YOUR TASK ->
Search the entries for the word "JSON". Copy each line in which it is found.

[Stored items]
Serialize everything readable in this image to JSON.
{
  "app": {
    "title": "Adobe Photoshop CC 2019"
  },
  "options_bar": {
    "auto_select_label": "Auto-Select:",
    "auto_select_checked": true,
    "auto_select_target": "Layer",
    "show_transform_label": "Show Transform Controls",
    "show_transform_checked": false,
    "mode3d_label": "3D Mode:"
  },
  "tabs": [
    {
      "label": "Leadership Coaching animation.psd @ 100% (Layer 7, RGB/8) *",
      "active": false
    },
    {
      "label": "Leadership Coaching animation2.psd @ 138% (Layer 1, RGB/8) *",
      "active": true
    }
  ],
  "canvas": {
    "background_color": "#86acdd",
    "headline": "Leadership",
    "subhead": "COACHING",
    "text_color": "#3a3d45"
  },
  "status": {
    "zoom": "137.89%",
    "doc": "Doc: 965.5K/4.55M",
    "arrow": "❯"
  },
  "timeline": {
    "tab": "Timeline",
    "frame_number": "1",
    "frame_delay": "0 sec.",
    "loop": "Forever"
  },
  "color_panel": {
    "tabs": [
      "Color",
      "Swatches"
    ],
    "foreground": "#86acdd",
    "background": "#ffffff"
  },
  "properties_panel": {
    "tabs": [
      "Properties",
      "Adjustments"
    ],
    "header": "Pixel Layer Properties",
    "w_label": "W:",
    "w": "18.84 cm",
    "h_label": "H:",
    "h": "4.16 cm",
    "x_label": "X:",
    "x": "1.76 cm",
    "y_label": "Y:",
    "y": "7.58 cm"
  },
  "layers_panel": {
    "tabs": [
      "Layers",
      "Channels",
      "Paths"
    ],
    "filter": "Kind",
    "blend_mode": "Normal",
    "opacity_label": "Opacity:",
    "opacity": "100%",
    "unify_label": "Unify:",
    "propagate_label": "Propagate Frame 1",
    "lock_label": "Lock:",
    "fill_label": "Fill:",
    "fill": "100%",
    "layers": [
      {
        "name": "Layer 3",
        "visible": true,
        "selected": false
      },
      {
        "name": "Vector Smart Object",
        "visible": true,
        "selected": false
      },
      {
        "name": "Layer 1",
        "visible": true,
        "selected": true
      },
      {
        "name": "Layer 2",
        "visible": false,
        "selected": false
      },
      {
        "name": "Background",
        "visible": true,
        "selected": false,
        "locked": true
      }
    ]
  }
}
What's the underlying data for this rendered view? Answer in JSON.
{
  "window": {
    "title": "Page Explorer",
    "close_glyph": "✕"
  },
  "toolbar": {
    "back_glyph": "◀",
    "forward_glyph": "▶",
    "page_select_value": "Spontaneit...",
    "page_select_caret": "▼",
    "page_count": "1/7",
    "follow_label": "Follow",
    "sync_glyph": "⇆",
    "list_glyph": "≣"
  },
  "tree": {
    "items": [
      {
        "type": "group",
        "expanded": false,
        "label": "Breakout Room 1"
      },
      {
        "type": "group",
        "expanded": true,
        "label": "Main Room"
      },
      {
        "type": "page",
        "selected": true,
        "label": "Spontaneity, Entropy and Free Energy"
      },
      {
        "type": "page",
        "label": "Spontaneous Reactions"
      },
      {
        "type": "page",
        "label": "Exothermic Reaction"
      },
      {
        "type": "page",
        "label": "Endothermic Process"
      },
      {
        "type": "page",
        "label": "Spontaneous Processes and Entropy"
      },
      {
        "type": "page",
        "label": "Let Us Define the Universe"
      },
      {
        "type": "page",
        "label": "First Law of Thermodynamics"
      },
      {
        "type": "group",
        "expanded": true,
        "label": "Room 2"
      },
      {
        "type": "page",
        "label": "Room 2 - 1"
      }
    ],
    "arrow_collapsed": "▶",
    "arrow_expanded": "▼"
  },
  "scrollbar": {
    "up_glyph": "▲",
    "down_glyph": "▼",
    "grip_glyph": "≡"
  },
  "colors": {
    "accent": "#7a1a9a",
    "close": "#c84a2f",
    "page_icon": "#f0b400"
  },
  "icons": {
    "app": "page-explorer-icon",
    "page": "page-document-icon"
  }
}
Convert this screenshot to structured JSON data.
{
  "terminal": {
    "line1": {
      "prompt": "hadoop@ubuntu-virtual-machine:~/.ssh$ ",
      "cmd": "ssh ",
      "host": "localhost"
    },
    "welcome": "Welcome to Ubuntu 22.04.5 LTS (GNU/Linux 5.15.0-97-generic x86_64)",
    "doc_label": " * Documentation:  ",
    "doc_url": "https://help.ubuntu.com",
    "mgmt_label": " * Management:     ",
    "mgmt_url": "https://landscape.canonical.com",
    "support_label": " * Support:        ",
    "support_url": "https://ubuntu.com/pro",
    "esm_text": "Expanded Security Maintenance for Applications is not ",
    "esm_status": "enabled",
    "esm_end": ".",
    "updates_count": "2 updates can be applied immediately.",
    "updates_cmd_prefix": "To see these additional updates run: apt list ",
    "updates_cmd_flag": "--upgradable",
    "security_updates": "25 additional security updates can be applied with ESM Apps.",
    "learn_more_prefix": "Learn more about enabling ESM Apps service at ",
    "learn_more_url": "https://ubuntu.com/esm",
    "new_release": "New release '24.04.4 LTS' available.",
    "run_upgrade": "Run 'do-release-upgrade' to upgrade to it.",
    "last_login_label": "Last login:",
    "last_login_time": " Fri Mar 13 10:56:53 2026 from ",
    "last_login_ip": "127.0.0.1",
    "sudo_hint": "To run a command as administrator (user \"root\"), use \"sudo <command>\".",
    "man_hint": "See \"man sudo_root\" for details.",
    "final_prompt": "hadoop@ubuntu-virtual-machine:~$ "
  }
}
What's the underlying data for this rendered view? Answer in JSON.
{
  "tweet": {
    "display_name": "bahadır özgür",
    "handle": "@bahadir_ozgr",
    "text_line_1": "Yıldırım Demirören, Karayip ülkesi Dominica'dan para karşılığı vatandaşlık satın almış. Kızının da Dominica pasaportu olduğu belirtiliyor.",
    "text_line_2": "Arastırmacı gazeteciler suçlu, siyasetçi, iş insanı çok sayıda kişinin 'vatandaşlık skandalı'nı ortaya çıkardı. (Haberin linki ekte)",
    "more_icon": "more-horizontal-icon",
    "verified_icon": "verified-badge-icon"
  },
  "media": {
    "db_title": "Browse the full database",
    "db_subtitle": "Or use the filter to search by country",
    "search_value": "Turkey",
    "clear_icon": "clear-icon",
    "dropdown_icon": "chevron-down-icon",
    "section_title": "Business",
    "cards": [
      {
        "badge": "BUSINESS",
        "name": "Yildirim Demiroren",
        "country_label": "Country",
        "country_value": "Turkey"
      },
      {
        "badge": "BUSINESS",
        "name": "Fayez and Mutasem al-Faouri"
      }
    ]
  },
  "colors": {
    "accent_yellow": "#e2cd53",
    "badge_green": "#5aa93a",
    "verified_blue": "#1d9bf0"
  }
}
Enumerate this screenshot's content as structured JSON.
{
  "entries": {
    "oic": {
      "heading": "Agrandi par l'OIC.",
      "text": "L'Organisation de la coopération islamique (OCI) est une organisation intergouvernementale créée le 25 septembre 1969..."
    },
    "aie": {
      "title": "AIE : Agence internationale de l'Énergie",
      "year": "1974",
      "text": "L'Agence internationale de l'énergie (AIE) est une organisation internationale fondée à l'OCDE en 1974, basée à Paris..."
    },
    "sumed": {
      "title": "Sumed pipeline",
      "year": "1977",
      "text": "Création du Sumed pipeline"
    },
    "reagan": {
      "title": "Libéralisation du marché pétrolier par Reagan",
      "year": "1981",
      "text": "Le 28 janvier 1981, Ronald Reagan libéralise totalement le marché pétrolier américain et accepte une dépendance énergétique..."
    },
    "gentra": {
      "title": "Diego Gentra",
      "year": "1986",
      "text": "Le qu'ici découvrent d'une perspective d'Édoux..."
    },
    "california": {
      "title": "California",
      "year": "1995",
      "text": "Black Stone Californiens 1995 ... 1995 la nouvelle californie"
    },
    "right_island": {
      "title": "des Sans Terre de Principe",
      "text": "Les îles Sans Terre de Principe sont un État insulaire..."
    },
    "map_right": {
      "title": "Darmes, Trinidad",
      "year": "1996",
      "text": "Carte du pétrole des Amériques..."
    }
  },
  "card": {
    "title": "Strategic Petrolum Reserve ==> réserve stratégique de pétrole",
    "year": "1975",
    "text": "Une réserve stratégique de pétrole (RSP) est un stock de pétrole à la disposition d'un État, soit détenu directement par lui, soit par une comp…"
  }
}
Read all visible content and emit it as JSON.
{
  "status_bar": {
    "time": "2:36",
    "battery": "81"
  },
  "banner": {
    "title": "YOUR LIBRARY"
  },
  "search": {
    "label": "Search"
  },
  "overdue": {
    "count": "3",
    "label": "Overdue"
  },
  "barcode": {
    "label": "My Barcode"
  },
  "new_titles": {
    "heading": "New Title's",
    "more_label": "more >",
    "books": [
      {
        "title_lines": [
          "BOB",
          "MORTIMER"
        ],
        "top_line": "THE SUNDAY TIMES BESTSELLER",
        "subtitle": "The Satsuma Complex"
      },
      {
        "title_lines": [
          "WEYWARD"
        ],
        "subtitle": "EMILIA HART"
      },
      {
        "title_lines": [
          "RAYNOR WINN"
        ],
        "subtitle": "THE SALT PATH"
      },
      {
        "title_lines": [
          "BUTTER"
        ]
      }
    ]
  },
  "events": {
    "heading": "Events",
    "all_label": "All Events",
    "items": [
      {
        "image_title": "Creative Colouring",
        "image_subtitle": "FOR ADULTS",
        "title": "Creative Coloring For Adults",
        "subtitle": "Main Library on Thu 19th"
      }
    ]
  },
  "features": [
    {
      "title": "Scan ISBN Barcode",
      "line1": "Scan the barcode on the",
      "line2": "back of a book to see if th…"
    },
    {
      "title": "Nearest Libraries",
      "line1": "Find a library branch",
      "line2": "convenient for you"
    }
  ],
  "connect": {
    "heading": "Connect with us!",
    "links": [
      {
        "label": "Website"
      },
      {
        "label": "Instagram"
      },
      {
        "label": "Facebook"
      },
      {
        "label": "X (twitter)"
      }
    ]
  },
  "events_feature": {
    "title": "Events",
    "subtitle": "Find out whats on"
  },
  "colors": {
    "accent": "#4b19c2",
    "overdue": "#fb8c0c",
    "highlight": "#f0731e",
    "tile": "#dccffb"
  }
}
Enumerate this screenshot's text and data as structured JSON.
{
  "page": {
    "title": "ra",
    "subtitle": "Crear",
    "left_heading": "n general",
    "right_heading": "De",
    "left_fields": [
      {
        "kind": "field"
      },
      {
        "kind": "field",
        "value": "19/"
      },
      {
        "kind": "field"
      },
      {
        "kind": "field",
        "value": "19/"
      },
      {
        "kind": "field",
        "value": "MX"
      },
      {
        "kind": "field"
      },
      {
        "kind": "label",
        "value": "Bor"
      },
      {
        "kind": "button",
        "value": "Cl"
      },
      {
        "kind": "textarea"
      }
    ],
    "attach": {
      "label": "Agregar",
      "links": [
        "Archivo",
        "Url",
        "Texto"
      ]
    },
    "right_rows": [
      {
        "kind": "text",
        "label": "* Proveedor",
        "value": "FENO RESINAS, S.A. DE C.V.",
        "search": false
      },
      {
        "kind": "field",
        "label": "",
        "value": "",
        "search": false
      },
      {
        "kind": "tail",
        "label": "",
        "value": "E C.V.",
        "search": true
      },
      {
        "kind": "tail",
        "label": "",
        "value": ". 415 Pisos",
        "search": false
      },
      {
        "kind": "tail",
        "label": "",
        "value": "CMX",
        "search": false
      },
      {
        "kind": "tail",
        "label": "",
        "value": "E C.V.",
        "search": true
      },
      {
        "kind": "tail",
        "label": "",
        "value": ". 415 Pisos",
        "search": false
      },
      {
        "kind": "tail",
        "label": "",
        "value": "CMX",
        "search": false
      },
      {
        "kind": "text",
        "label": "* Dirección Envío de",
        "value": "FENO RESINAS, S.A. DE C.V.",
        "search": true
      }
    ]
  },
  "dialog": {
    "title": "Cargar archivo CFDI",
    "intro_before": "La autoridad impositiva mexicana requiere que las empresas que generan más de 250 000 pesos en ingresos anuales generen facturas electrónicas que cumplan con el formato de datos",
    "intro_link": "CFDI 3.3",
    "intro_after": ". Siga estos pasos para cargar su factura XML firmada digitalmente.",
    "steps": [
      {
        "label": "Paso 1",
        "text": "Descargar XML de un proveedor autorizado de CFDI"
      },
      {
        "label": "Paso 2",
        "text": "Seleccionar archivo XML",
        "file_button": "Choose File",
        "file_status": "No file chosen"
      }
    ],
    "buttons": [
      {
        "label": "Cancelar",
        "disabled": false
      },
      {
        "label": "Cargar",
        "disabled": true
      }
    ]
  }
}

TASK RESULT ->
Serialize everything readable in this image to JSON.
What's the underlying data for this rendered view? Answer in JSON.
Convert this screenshot to structured JSON data.
What's the underlying data for this rendered view? Answer in JSON.
Enumerate this screenshot's content as structured JSON.
Read all visible content and emit it as JSON.
Enumerate this screenshot's text and data as structured JSON.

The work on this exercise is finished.